● **EXERCISE PROMPT**:
If a line in the records below contains the word "fraction", copy it.

Dataset rows describing interfaces
□ □ □
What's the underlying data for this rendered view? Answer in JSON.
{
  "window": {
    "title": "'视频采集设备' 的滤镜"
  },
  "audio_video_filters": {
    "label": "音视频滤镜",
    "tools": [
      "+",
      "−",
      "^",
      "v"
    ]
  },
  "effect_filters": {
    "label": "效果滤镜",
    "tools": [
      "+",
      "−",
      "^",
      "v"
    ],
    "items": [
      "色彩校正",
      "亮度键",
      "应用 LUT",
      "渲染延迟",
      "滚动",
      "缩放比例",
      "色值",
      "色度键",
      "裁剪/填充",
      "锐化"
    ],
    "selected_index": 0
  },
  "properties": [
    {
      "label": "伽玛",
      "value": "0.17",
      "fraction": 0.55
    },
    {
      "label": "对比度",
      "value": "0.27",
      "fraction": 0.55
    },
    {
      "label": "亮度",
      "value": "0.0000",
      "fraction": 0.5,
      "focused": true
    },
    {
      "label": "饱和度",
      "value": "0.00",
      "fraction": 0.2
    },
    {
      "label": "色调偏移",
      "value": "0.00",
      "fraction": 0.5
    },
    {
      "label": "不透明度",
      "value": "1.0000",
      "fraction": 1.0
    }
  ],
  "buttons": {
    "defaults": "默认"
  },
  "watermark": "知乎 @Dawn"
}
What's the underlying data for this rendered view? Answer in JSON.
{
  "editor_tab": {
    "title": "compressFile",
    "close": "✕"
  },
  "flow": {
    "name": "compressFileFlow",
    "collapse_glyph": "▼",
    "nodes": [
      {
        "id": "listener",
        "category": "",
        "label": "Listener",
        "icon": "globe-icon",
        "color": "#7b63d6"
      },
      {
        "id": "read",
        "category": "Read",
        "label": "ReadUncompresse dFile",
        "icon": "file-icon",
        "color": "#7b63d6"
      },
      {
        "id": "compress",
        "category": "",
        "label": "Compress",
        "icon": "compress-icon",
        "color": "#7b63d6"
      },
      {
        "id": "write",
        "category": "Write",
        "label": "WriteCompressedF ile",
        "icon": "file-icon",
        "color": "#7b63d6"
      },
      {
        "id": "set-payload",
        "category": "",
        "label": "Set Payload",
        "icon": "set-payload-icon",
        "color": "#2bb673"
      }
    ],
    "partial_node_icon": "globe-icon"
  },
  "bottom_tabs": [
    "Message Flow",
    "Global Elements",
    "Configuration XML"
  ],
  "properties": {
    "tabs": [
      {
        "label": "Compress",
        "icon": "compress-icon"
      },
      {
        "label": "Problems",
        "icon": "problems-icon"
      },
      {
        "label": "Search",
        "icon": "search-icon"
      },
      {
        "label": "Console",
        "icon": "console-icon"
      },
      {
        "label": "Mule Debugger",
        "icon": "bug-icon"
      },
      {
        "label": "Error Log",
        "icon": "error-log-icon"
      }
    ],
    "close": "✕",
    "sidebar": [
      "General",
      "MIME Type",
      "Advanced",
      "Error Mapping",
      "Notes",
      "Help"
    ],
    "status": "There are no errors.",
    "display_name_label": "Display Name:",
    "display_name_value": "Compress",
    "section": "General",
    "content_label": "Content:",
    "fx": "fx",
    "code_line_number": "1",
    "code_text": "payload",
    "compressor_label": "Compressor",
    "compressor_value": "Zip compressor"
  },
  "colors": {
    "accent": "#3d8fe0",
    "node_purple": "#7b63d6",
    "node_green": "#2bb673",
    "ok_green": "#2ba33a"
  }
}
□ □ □
● **COMPLETED TASK**:
      "fraction": 0.55
      "fraction": 0.55
      "fraction": 0.5,
      "fraction": 0.2
      "fraction": 0.5
      "fraction": 1.0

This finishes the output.